That was a major change from the vigorous defense of the standards Huppenthal has put on for years that left Douglas ``thunderstruck.''
``Mr. Huppenthal says that he doesn't support Common Core standards,'' she said at the debate. ``But we have a long 3 1/2 year history of him being out, going around this state and telling people that these are the standards that we absolutely have to have for our children need those standards.''
Douglas is mounting a strong challenge to Huppenthal for superintendent of public instruction. Douglas didn't immediately return a call seeking comment Tuesday. Douglas strongly opposes Common Core, calling it a federal takeover of local schools.
In an interview with The Associated Press, Huppenthal said he did not change his position or `flip-flop'' but was merely using precise definitions on an extremely complex subject.
He made a distinction between Common Core standards and Arizona's standards, renamed amid a conservative outcry last year as Arizona's Career and College Ready Standards. There's no difference between the two standards, which have been adopted by most states and were approved by the state Board of Education with little opposition in 2010.
``The context is everything,'' Huppenthal said. ``And the confusion around and the impressions that are formed about the standards means that you have to define exactly what you're talking about. And in that debate I defined exactly what I was talking about.''
Huppenthal's new statement says he supports the reading and math standards in place now. But he says he's fighting other standards for history and science. In the debate, he also said he stripped out controversial titles from literature readings lists.
``In the Arizona College and Career Ready Standards, I support sound standards like using phonics to teach reading proficiency, letter identification, and learning multiplication facts by third grade. These are excellent standards,'' Huppenthal said. ``However, I will always oppose any standard that presents an unbalanced debate on scientific topics like climate change, and I will always oppose any standard aimed at denigrating our Founding Fathers and the U.S. Constitution.''
Huppenthal's denunciation of Common Core at the Aug. 5 debate came after he spent the last couple of years defending it from attack by opponents who believe they are a federal intrusion into the education system.
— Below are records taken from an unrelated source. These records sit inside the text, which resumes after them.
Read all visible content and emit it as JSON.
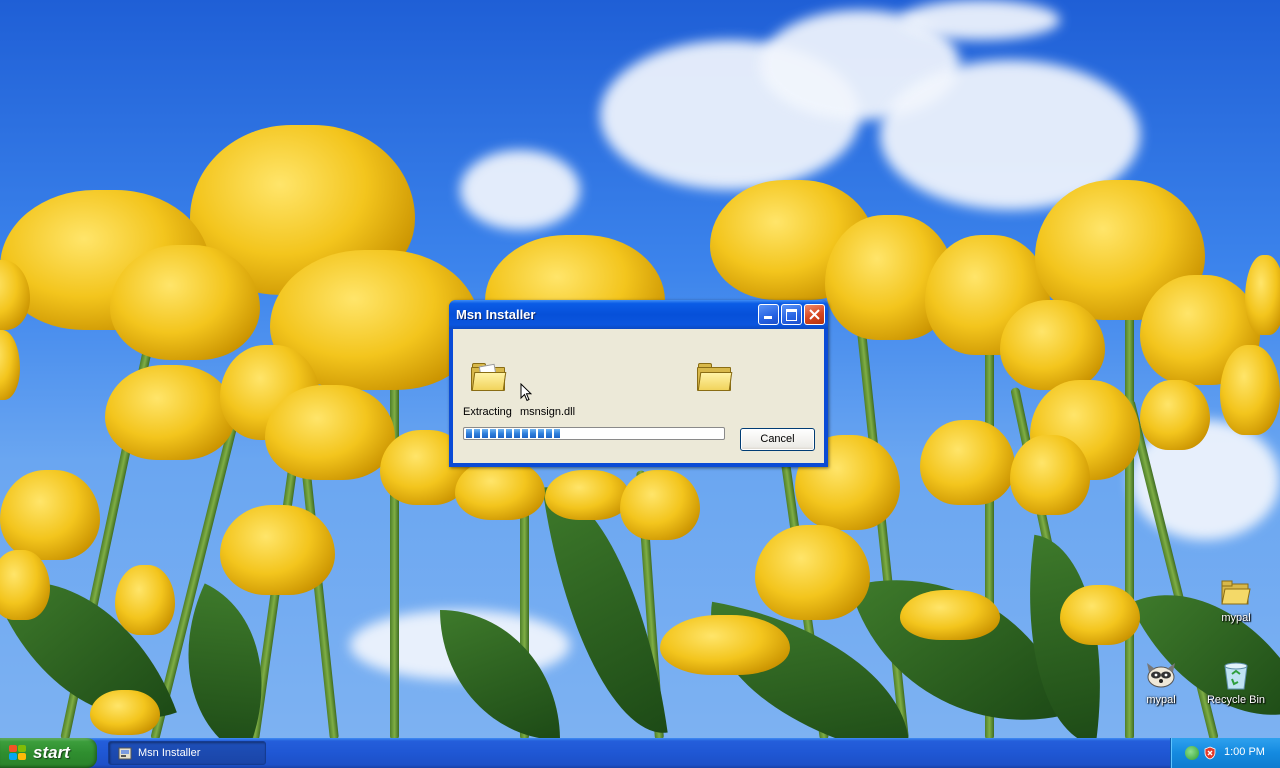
{
  "desktop": {
    "icons": [
      {
        "label": "mypal",
        "icon": "folder-icon"
      },
      {
        "label": "mypal",
        "icon": "raccoon-icon"
      },
      {
        "label": "Recycle Bin",
        "icon": "recycle-bin-icon"
      }
    ]
  },
  "dialog": {
    "title": "Msn Installer",
    "status_action": "Extracting",
    "status_file": "msnsign.dll",
    "progress": 0.4,
    "cancel_label": "Cancel",
    "source_icon": "folder-open-icon",
    "dest_icon": "folder-icon"
  },
  "taskbar": {
    "start_label": "start",
    "tasks": [
      {
        "label": "Msn Installer",
        "icon": "installer-icon"
      }
    ],
    "clock": "1:00 PM",
    "tray_icons": [
      "network-icon",
      "security-alert-icon"
    ]
  },
  "colors": {
    "title_bar": "#0650d9",
    "start_button": "#2f8e2f",
    "progress_fill": "#2f7fdc",
    "dialog_face": "#ece9d8"
  }
}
In late June, at a press conference where he apologized for posting anonymous blog posts denigrating welfare recipients and other postings that were seen by some as racist, he said politicians across the country ``folded like wet paper bags,'' when faced with critics of the standards.
``I didn't fold,'' Huppenthal said. ``I went out there and I fought for our education system. And I fought for a set of standards that I independently came to the conclusion were a solid set of standards.''
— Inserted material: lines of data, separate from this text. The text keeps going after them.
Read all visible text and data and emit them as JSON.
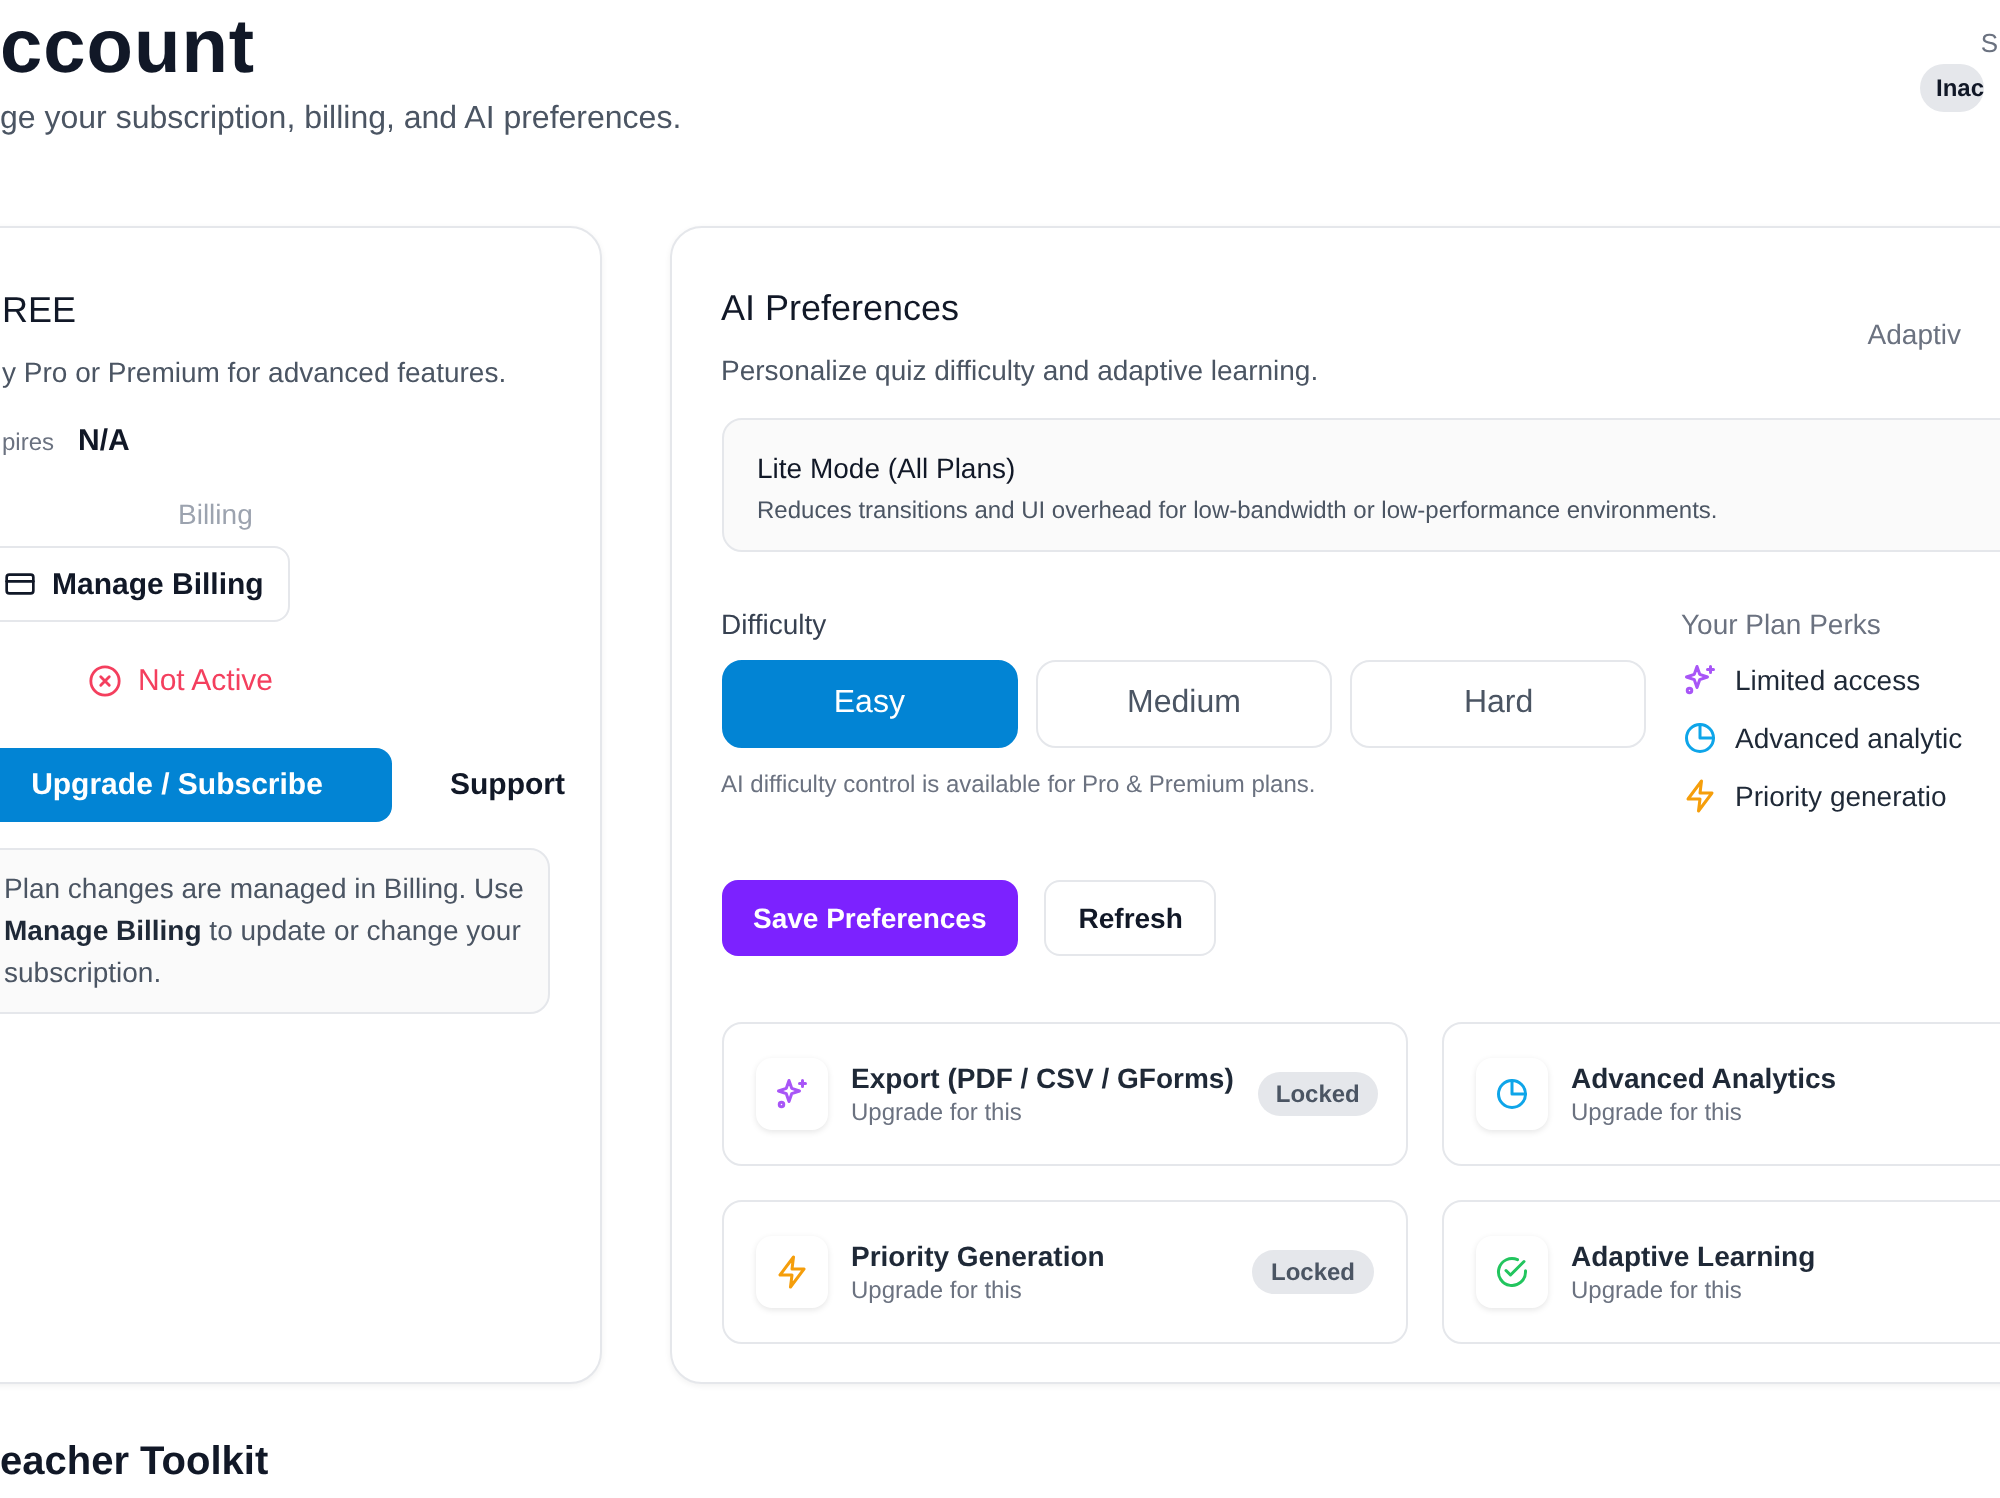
{
  "header": {
    "title": "ccount",
    "subtitle": "ge your subscription, billing, and AI preferences.",
    "status_label": "S",
    "status_badge": "Inac"
  },
  "plan_card": {
    "plan": "REE",
    "description": "y Pro or Premium for advanced features.",
    "expires_label": "pires",
    "expires_value": "N/A",
    "billing_label": "Billing",
    "manage_billing": "Manage Billing",
    "status": "Not Active",
    "upgrade": "Upgrade / Subscribe",
    "support": "Support",
    "note": "Plan changes are managed in Billing. Use **Manage Billing** to update or change your subscription."
  },
  "ai_card": {
    "title": "AI Preferences",
    "subtitle": "Personalize quiz difficulty and adaptive learning.",
    "header_right": "Adaptiv",
    "lite_mode": {
      "title": "Lite Mode (All Plans)",
      "description": "Reduces transitions and UI overhead for low-bandwidth or low-performance environments."
    },
    "difficulty_label": "Difficulty",
    "difficulty": [
      {
        "label": "Easy",
        "selected": true
      },
      {
        "label": "Medium",
        "selected": false
      },
      {
        "label": "Hard",
        "selected": false
      }
    ],
    "difficulty_note": "AI difficulty control is available for Pro & Premium plans.",
    "perks_title": "Your Plan Perks",
    "perks": [
      {
        "label": "Limited access",
        "color": "#a855f7"
      },
      {
        "label": "Advanced analytic",
        "color": "#0ea5e9"
      },
      {
        "label": "Priority generatio",
        "color": "#f59e0b"
      }
    ],
    "save": "Save Preferences",
    "refresh": "Refresh",
    "features": [
      {
        "title": "Export (PDF / CSV / GForms)",
        "subtitle": "Upgrade for this",
        "badge": "Locked",
        "color": "#a855f7"
      },
      {
        "title": "Advanced Analytics",
        "subtitle": "Upgrade for this",
        "color": "#0ea5e9"
      },
      {
        "title": "Priority Generation",
        "subtitle": "Upgrade for this",
        "badge": "Locked",
        "color": "#f59e0b"
      },
      {
        "title": "Adaptive Learning",
        "subtitle": "Upgrade for this",
        "color": "#22c55e"
      }
    ]
  },
  "next_section": {
    "title": "eacher Toolkit"
  }
}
On Tuesday, Huppenthal said he would ``oppose any law that removes responsibility for curriculum choices from local school districts and boards and charter schools. He also said he planned to partner with the next governor to review the standards.''